▶ **Material for this task**:

· · · ·

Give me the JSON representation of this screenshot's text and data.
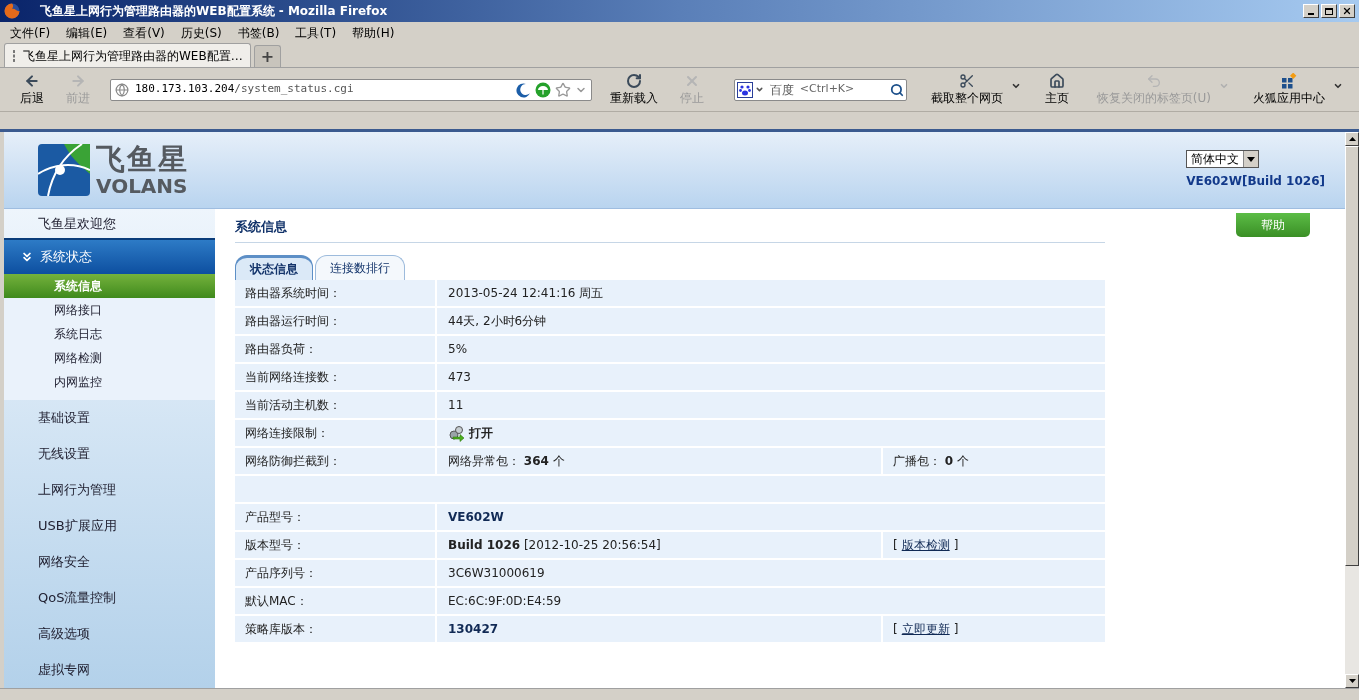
{
  "window": {
    "title": "飞鱼星上网行为管理路由器的WEB配置系统 - Mozilla Firefox"
  },
  "menu": [
    "文件(F)",
    "编辑(E)",
    "查看(V)",
    "历史(S)",
    "书签(B)",
    "工具(T)",
    "帮助(H)"
  ],
  "browser_tab": {
    "title": "飞鱼星上网行为管理路由器的WEB配置…",
    "new_tab": "+"
  },
  "nav_left": [
    {
      "kind": "back",
      "label": "后退",
      "disabled": false
    },
    {
      "kind": "forward",
      "label": "前进",
      "disabled": true
    }
  ],
  "address": {
    "host": "180.173.103.204",
    "path": "/system_status.cgi"
  },
  "nav_mid": [
    {
      "kind": "reload",
      "label": "重新载入",
      "disabled": false
    },
    {
      "kind": "stop",
      "label": "停止",
      "disabled": true
    }
  ],
  "search": {
    "engine": "百度",
    "placeholder": "<Ctrl+K>"
  },
  "nav_right": [
    {
      "kind": "screenshot",
      "label": "截取整个网页",
      "disabled": false,
      "dropdown": true
    },
    {
      "kind": "home",
      "label": "主页",
      "disabled": false,
      "dropdown": false
    },
    {
      "kind": "restore",
      "label": "恢复关闭的标签页(U)",
      "disabled": true,
      "dropdown": true
    },
    {
      "kind": "apps",
      "label": "火狐应用中心",
      "disabled": false,
      "dropdown": true
    }
  ],
  "header": {
    "logo_cn": "飞鱼星",
    "logo_en": "VOLANS",
    "language": "简体中文",
    "model": "VE602W[Build 1026]"
  },
  "sidebar": {
    "welcome": "飞鱼星欢迎您",
    "items": [
      {
        "label": "系统状态",
        "expanded": true,
        "children": [
          {
            "label": "系统信息",
            "selected": true
          },
          {
            "label": "网络接口",
            "selected": false
          },
          {
            "label": "系统日志",
            "selected": false
          },
          {
            "label": "网络检测",
            "selected": false
          },
          {
            "label": "内网监控",
            "selected": false
          }
        ]
      },
      {
        "label": "基础设置",
        "expanded": false
      },
      {
        "label": "无线设置",
        "expanded": false
      },
      {
        "label": "上网行为管理",
        "expanded": false
      },
      {
        "label": "USB扩展应用",
        "expanded": false
      },
      {
        "label": "网络安全",
        "expanded": false
      },
      {
        "label": "QoS流量控制",
        "expanded": false
      },
      {
        "label": "高级选项",
        "expanded": false
      },
      {
        "label": "虚拟专网",
        "expanded": false
      }
    ]
  },
  "help_button": "帮助",
  "section_title": "系统信息",
  "tabs": [
    {
      "label": "状态信息",
      "selected": true
    },
    {
      "label": "连接数排行",
      "selected": false
    }
  ],
  "rows": [
    {
      "kind": "text",
      "label": "路由器系统时间：",
      "value": "2013-05-24 12:41:16 周五"
    },
    {
      "kind": "text",
      "label": "路由器运行时间：",
      "value": "44天, 2小时6分钟"
    },
    {
      "kind": "text",
      "label": "路由器负荷：",
      "value": "5%"
    },
    {
      "kind": "text",
      "label": "当前网络连接数：",
      "value": "473"
    },
    {
      "kind": "text",
      "label": "当前活动主机数：",
      "value": "11"
    },
    {
      "kind": "status",
      "label": "网络连接限制：",
      "value": "打开"
    },
    {
      "kind": "split",
      "label": "网络防御拦截到：",
      "value": "网络异常包： **364** 个",
      "extra": "广播包： **0** 个"
    },
    {
      "kind": "spacer"
    },
    {
      "kind": "bold",
      "label": "产品型号：",
      "value": "VE602W"
    },
    {
      "kind": "text",
      "label": "版本型号：",
      "value": "**Build 1026** [2012-10-25 20:56:54]",
      "link": {
        "before": "[",
        "text": "版本检测",
        "after": "]"
      }
    },
    {
      "kind": "text",
      "label": "产品序列号：",
      "value": "3C6W31000619"
    },
    {
      "kind": "text",
      "label": "默认MAC：",
      "value": "EC:6C:9F:0D:E4:59"
    },
    {
      "kind": "bold",
      "label": "策略库版本：",
      "value": "130427",
      "link": {
        "before": "[",
        "text": "立即更新",
        "after": "]"
      }
    }
  ]
}
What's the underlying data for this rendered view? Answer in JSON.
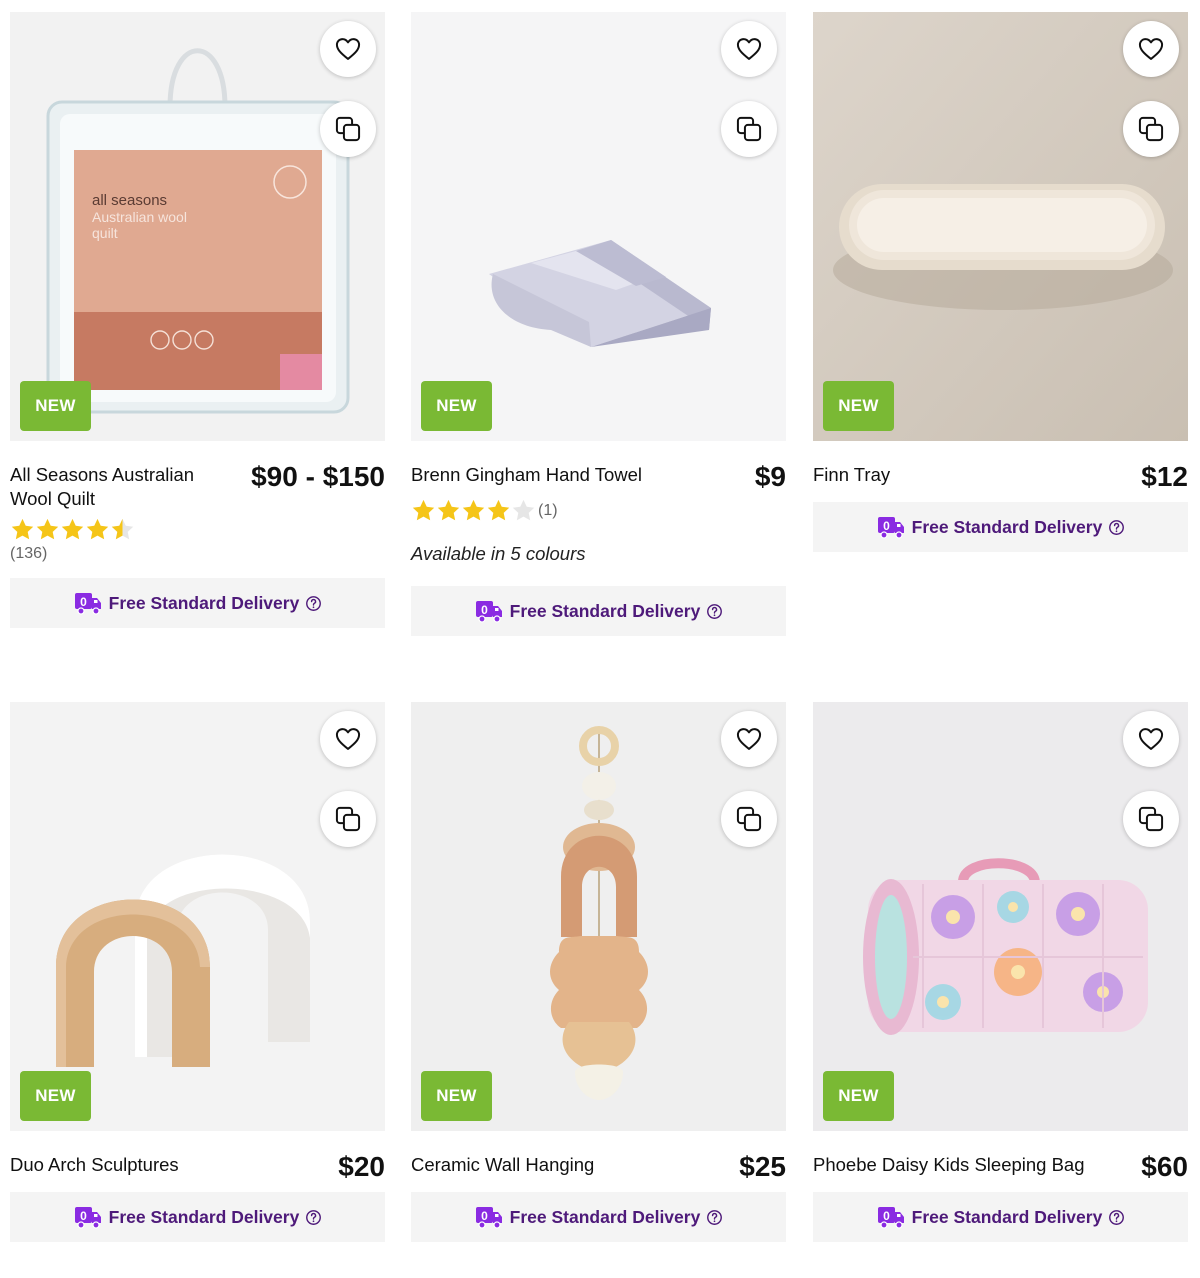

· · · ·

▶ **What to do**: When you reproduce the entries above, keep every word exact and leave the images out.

▶ **Solution**:
Give me the JSON representation of this screenshot's text and data.
{
  "window": {
    "title": "飞鱼星上网行为管理路由器的WEB配置系统 - Mozilla Firefox"
  },
  "menu": [
    "文件(F)",
    "编辑(E)",
    "查看(V)",
    "历史(S)",
    "书签(B)",
    "工具(T)",
    "帮助(H)"
  ],
  "browser_tab": {
    "title": "飞鱼星上网行为管理路由器的WEB配置…",
    "new_tab": "+"
  },
  "nav_left": [
    {
      "kind": "back",
      "label": "后退",
      "disabled": false
    },
    {
      "kind": "forward",
      "label": "前进",
      "disabled": true
    }
  ],
  "address": {
    "host": "180.173.103.204",
    "path": "/system_status.cgi"
  },
  "nav_mid": [
    {
      "kind": "reload",
      "label": "重新载入",
      "disabled": false
    },
    {
      "kind": "stop",
      "label": "停止",
      "disabled": true
    }
  ],
  "search": {
    "engine": "百度",
    "placeholder": "<Ctrl+K>"
  },
  "nav_right": [
    {
      "kind": "screenshot",
      "label": "截取整个网页",
      "disabled": false,
      "dropdown": true
    },
    {
      "kind": "home",
      "label": "主页",
      "disabled": false,
      "dropdown": false
    },
    {
      "kind": "restore",
      "label": "恢复关闭的标签页(U)",
      "disabled": true,
      "dropdown": true
    },
    {
      "kind": "apps",
      "label": "火狐应用中心",
      "disabled": false,
      "dropdown": true
    }
  ],
  "header": {
    "logo_cn": "飞鱼星",
    "logo_en": "VOLANS",
    "language": "简体中文",
    "model": "VE602W[Build 1026]"
  },
  "sidebar": {
    "welcome": "飞鱼星欢迎您",
    "items": [
      {
        "label": "系统状态",
        "expanded": true,
        "children": [
          {
            "label": "系统信息",
            "selected": true
          },
          {
            "label": "网络接口",
            "selected": false
          },
          {
            "label": "系统日志",
            "selected": false
          },
          {
            "label": "网络检测",
            "selected": false
          },
          {
            "label": "内网监控",
            "selected": false
          }
        ]
      },
      {
        "label": "基础设置",
        "expanded": false
      },
      {
        "label": "无线设置",
        "expanded": false
      },
      {
        "label": "上网行为管理",
        "expanded": false
      },
      {
        "label": "USB扩展应用",
        "expanded": false
      },
      {
        "label": "网络安全",
        "expanded": false
      },
      {
        "label": "QoS流量控制",
        "expanded": false
      },
      {
        "label": "高级选项",
        "expanded": false
      },
      {
        "label": "虚拟专网",
        "expanded": false
      }
    ]
  },
  "help_button": "帮助",
  "section_title": "系统信息",
  "tabs": [
    {
      "label": "状态信息",
      "selected": true
    },
    {
      "label": "连接数排行",
      "selected": false
    }
  ],
  "rows": [
    {
      "kind": "text",
      "label": "路由器系统时间：",
      "value": "2013-05-24 12:41:16 周五"
    },
    {
      "kind": "text",
      "label": "路由器运行时间：",
      "value": "44天, 2小时6分钟"
    },
    {
      "kind": "text",
      "label": "路由器负荷：",
      "value": "5%"
    },
    {
      "kind": "text",
      "label": "当前网络连接数：",
      "value": "473"
    },
    {
      "kind": "text",
      "label": "当前活动主机数：",
      "value": "11"
    },
    {
      "kind": "status",
      "label": "网络连接限制：",
      "value": "打开"
    },
    {
      "kind": "split",
      "label": "网络防御拦截到：",
      "value": "网络异常包： **364** 个",
      "extra": "广播包： **0** 个"
    },
    {
      "kind": "spacer"
    },
    {
      "kind": "bold",
      "label": "产品型号：",
      "value": "VE602W"
    },
    {
      "kind": "text",
      "label": "版本型号：",
      "value": "**Build 1026** [2012-10-25 20:56:54]",
      "link": {
        "before": "[",
        "text": "版本检测",
        "after": "]"
      }
    },
    {
      "kind": "text",
      "label": "产品序列号：",
      "value": "3C6W31000619"
    },
    {
      "kind": "text",
      "label": "默认MAC：",
      "value": "EC:6C:9F:0D:E4:59"
    },
    {
      "kind": "bold",
      "label": "策略库版本：",
      "value": "130427",
      "link": {
        "before": "[",
        "text": "立即更新",
        "after": "]"
      }
    }
  ]
}
What's the underlying data for this rendered view? Answer in JSON.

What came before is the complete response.